Thursday, May 03, 2007

A Book Review

Although food allergies are difficult at any age, kids seem to be hit particularly hard. They're young, they're vulnerable. And they aren't in control of their own lives. (well, usually)

As a parent, I worry about how my kids deal with their food restrictions. How do I help them to feel more "normal"? How do I protect them from the insidious "snacks" everyone wants to share? How do I deal with the "but its important to try new things" argument? How do I protect them from a world that doesn't understand food allergies?

One way that I help prepare them is through reading. We've always helped them through difficult times by finding books that they can relate to. There are books about moving, books on starting kindergarten and books about new siblings. But food allergies? There just aren't that many books out there that deal with this troubling subject.
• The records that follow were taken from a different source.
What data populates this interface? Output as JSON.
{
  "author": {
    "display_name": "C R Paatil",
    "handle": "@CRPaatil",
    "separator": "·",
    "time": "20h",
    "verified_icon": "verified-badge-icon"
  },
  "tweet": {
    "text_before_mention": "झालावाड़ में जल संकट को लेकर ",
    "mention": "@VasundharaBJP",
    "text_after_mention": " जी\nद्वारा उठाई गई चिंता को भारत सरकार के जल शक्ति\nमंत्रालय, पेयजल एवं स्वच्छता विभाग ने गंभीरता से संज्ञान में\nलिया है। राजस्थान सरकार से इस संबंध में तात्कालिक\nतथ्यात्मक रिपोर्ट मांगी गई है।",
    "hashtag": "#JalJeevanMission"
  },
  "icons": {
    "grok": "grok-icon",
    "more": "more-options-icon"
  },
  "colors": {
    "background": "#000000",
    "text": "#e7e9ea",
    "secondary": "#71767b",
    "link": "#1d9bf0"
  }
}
I'm happy to report that we have found a book that my kids, at least, can relate to. It is called Eating Gluten Free with Emily. We read this book to help them understand about Celiac Disease, which I have. But halfway through the first reading my daughter cried out "That's just like me!", referring to the way Emily feels about her food restrictions.
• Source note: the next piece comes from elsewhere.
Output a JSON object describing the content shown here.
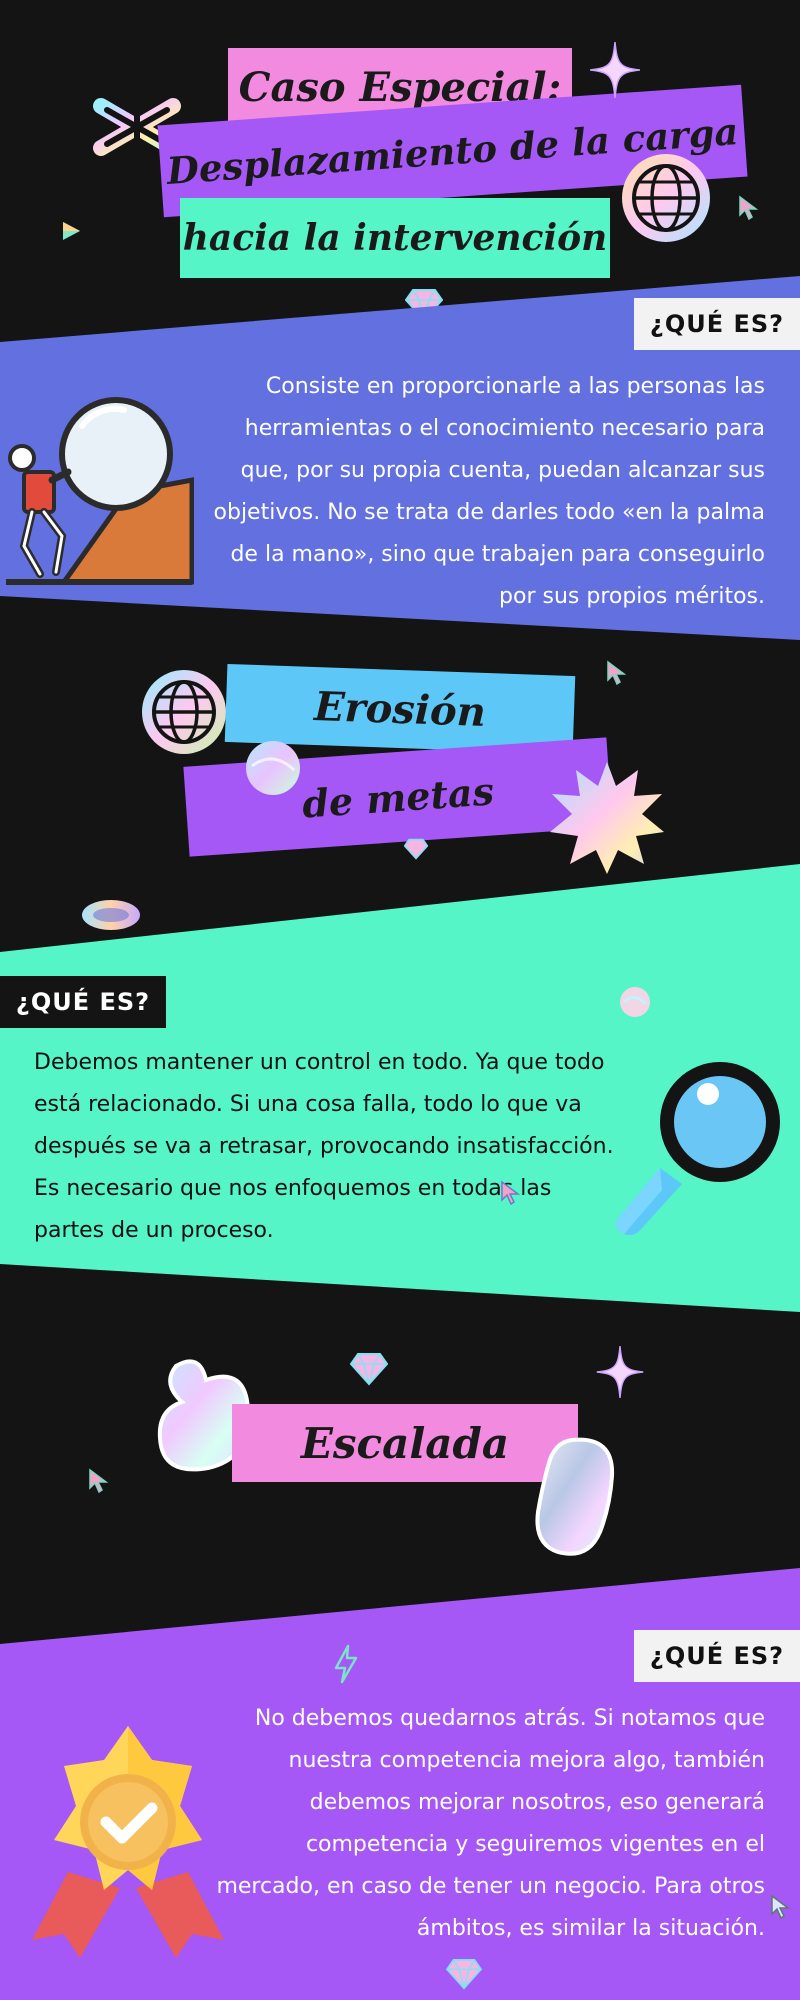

Celiac disease and food allergies are different; Celiac is an autoimmune response which causes intestinal damage when gluten containing foods such as wheat are consumed. A food allergy is an antibody response to foreign food proteins, with a variety of symptoms from rashes, to gastrointestinal to full blown anaphylaxis. However, they both are treated by avoiding the offending foods.

As a short synapsis, in this book, Emily is diagnosed with Celiac disease when she develops diarrhea and a bloated belly. Testing is done through a test she needs to sleep through (an endoscopy) and for her, it is a cut and dried diagnosis, which many of us don't actually get with corn allergies. She talks about what she can still eat, and that she can get other "normal" foods from the health food store. (Again, this is not often true for corn allergies...but we can make good simulations, so the analogy may work for corn allergic kids)

Although Eating Gluten Free with Emily is not specifically corn allergy related; it helps to bolster self esteem by showing that dietary restrictions are just a small part of who you are. They can make you feel different, and can be isolating. But, following your required diet makes you feel better. And, you can still live a full life.

In the end, Emily heads off to camp with a cooler full of safe food; where she meets another kid with Celiac disease. I'm not sure how likely it is for a child to meet another with a corn allergy, but its definately possible. And the message is clear, you are not alone. You can survive, and thrive. A message I need, myself, sometimes.

This and other books about food allergies may be available from your local library, or through Inter Library loan. See your local childrens librarian for more information.